Year: 2014

Author: Lynn, Sheridan

Type of paper: Abstract refereed
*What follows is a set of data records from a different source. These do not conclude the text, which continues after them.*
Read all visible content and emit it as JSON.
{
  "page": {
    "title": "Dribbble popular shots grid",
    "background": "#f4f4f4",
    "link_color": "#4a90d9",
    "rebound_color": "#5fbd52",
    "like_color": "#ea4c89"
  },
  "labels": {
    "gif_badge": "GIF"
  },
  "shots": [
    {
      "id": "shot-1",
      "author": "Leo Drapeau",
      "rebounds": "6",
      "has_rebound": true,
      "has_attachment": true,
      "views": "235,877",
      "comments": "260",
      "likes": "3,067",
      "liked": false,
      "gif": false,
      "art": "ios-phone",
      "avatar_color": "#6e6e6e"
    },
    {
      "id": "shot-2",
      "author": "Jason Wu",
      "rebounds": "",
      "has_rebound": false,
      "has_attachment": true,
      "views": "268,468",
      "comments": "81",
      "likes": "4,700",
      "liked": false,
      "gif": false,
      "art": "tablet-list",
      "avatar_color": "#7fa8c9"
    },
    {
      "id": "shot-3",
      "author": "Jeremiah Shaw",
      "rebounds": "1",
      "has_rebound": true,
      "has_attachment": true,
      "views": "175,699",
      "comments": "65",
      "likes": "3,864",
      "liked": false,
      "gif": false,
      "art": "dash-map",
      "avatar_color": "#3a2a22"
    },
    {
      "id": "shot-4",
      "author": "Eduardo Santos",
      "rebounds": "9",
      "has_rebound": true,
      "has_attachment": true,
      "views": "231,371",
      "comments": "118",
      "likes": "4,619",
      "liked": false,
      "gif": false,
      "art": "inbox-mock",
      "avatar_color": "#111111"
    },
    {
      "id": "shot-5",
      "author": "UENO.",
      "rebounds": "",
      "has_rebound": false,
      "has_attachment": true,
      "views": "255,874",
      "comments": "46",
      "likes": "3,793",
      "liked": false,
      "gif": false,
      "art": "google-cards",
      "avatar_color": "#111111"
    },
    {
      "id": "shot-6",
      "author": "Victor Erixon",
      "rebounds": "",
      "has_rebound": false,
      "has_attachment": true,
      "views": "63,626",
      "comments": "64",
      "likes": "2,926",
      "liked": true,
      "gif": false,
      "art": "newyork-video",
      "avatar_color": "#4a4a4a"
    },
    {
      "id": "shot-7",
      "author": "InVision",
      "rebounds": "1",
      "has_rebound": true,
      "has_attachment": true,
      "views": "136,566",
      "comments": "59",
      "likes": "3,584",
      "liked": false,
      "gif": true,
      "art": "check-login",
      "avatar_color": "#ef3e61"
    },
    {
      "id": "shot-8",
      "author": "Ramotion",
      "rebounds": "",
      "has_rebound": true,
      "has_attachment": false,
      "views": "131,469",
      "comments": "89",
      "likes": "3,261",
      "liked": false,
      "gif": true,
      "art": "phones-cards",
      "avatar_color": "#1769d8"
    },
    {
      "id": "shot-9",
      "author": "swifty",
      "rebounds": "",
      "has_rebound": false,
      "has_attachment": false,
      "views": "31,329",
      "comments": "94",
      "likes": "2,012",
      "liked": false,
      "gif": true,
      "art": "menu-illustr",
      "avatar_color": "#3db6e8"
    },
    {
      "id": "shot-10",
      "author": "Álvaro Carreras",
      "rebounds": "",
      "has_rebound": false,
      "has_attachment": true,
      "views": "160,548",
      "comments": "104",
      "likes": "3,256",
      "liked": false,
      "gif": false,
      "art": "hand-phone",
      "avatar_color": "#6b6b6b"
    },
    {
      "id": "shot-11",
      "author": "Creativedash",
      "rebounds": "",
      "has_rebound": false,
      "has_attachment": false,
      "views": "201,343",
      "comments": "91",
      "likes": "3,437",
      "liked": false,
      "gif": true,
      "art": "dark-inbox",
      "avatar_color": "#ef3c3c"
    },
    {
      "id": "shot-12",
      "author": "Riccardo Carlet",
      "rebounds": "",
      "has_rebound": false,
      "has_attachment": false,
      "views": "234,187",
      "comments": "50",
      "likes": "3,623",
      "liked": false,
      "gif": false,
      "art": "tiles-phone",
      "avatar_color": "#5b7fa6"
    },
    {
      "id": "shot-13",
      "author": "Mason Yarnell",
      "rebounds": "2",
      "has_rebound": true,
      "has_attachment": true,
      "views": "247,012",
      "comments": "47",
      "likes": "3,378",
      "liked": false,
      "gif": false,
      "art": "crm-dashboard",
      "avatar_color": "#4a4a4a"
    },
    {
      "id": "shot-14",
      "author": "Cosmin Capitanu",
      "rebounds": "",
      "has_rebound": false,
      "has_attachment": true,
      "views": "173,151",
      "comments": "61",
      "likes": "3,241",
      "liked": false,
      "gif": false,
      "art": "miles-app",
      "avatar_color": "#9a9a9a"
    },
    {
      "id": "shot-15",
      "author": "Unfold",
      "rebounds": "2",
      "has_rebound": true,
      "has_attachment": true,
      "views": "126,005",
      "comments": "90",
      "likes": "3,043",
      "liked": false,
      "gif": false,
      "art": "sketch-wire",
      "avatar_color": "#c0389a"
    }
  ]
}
The practicum is of critical importance to the beginning teacher, providing the opportunity to develop his/her potential.  It provides the space to link theory to practice and actively engage in the craft of teaching.  When well supported the pre-service teacher has the capacity to grow and enhance their developing professional teacher identity. However, for the Language background other than English (LBOTE) pre-service teacher this is often characterized by complex dilemmas that need to be continually managed rather than definitely resolved. For the LBOTE pre-service teacher there is often unrealistic expectations that underestimate the complex and multifaceted challenges they face as they attempt to navigate the often conflicting cultural obstacles in schools, classrooms and staffrooms. This paper draws from data collected from a two year study on improving the quality of the teacher education experiences, looking specifically at mentoring practices and processes. The study recognised the relational nature of mentoring and the way mentoring relation is affected by the contextual learning situation. This paper will look at the formation of professional identity of a specific group of LBOTE participants (n=7) included pre-service teachers from Malaysia (n=2), Singapore (n=1), China (n=4), Hong Kong (n=1) and Serbia (n=1).  Whilst the LBOTE group are small and too disparate in experience to afford generalisation, the perspectives of the pre-service teachers’ were a representative sample of the linguistic and cultural diversity of UNSW students from language backgrounds other than English and should provide valuable insights into pre-service teachers’ self-perceptions on the practicum experience and its role in the development of professional identities as beginning teachers.   LBOTE pre-service teachers were invited to take part in on-going support groups at UNSW during both professional experiences; they were encouraged to share their stories on the mentoring experience. Data was collected from these focus group sessions in the form narratives.  A narrative enquiry approach, which places an emphasis on the role of stories in structuring meaning, was adopted to elicit and explore pre-service teachers’ practicum experiences (Craig, 2007; Kooy, 2006; Schatz-Oppenheimer, 2005; Shank, cited in Orland-Barak and Maskit, 2011). Two key perspectives: expectations of and realisations concerning the pre-service teacher readiness for the practicum were reported in relation to specific cultural and linguistic issues identified. The study seeks to contribute to our understanding of how best to support development of confidant cross-cultural teaching and professional identity among culturally and linguistically diverse pre-service teachers.